A honest-to-gosh, full-on Geodesic dome like the ones in the bad 50s pulp Science fiction novels! As flew closer, he set his video recorder to document the approach, and stared at it dropjawed and drooling. (The Drooling was an unfortunate side-effect of the low gravity. If you hung your mouth open for too long, unusually large globules of saliva formed in your lower jaw, which grew larger and larger until surface tension could no longer support them, and the ran slowly down your jaws, thick and disturbingly warm and undeniably nasty. It was damn annoying.) The thing was huge! It looked to be miles across – about twelve! No, that couldn’t be, could it? Let’s see – radar has me X miles away from it, if I turn my head Y degrees to the right I can see the east edge, if I turn my head Z degrees to the left, I can see the other edge, which – hey, Z happens to be Y-3, and I’m traveling at R…holy crap! It really is twelve miles across! He ruminated as he got closer. What is it? A secret Soviet base? A City? Jeez! As he grew closer and closer, he could see details through the glass and metal frame – trees, pathways, what looked like small buildings and people moving around inside. People? Yep, people. Wow! Dozens of them! How many people did the Soviets have squirreled away up here?

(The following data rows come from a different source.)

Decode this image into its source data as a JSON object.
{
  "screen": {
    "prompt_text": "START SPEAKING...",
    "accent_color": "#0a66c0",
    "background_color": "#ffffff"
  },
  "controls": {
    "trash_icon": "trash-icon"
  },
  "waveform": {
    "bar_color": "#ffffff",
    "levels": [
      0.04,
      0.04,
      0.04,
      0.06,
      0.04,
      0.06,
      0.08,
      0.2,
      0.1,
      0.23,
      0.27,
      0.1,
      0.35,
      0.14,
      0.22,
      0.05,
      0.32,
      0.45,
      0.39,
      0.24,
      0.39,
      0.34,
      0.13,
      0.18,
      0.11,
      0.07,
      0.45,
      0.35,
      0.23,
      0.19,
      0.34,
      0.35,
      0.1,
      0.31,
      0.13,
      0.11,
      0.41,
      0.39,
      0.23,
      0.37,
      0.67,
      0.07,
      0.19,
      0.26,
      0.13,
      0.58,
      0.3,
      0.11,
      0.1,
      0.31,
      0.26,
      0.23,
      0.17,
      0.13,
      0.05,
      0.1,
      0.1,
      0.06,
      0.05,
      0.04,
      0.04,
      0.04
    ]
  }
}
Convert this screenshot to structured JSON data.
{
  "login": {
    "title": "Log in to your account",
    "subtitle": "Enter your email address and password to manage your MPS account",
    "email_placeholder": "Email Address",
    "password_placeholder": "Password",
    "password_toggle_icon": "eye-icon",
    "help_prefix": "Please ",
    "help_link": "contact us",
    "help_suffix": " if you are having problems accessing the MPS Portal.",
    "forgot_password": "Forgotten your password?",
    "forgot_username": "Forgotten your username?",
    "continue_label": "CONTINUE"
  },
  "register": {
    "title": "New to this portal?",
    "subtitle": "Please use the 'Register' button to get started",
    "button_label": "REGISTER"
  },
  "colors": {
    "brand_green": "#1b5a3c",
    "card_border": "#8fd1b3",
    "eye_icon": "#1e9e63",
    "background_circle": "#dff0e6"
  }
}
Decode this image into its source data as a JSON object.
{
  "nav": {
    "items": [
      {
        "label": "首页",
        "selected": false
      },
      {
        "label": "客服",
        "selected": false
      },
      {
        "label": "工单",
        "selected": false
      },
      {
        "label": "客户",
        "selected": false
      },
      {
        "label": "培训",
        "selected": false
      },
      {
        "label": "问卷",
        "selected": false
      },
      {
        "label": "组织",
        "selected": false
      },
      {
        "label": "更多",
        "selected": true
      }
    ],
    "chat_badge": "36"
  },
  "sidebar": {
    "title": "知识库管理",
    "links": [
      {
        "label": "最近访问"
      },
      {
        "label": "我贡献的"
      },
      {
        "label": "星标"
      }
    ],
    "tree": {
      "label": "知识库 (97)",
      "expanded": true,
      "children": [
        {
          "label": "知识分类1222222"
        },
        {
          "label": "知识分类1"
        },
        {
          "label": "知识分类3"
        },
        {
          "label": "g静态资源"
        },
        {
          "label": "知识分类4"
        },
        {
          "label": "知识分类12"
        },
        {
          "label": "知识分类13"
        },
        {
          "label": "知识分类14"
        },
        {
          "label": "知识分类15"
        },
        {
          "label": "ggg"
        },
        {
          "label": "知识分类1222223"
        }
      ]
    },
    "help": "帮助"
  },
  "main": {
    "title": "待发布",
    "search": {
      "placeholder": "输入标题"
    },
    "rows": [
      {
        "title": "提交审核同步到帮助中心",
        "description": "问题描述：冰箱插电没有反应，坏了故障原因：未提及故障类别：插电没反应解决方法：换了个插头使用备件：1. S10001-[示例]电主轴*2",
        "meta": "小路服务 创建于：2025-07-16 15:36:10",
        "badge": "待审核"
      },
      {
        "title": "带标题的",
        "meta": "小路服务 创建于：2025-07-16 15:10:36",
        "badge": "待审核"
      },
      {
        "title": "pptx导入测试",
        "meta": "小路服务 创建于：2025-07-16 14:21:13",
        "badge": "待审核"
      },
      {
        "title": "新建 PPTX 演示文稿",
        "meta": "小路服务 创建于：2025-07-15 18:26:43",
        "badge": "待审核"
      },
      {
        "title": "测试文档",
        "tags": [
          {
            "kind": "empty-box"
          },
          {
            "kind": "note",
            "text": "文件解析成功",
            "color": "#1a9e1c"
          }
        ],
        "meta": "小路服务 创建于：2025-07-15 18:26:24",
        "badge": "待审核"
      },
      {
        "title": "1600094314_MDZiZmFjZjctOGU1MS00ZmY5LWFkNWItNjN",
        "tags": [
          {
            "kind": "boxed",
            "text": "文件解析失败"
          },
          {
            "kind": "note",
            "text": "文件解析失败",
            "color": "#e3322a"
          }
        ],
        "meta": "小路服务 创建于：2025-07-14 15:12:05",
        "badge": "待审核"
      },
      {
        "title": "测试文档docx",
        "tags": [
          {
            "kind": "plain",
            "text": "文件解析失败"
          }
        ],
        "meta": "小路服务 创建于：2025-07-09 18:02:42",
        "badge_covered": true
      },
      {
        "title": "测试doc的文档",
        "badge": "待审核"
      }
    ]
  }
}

He continued to stare, somewhat mesmerized by the site as he rapidly grew closer and closer. Suddenly, his blood ran cold: Those aren’t people, the proportions of their bodies are all wrong! Those aren’t people at all, they’re…things! He tried to zoom in his recorder as much as he could on a few of the shapes inside the dome, blanking out on all the other stuff he was supposed to be doing at that moment, never a good thing to do while flying. I need to sneak away from here without being noticed, he though, I need to get back to the landing site and warn the others and get this information back to Houston, he thought intently, so distracted by what he was seeing that he never quite noticed where the Para’ was, or how fast it was moving. Focusing all his attention through the eyepiece, squinting on one tiny, oddly-formed shape on the ground, he thought, Whatever else I do, I can’t let them see me, and then his Para’ crashed solidly into the dome.
The dome rang with a loud ‘bonging’ noise from the impact, like a bell struck with a clapper.
Inside it, every single one of the aliens turned in unison and looked at the space-suited human, stuck upside down and spread-eagled to the outside of the dome like a dragonfly smacked on to a car’s windshield.

Part 2 is here

Part 3 is here
Copyright 2009, Republibot 3.0
Part 2 is available online here http://www.republibot.com/content/original-fiction-dog-days-part-2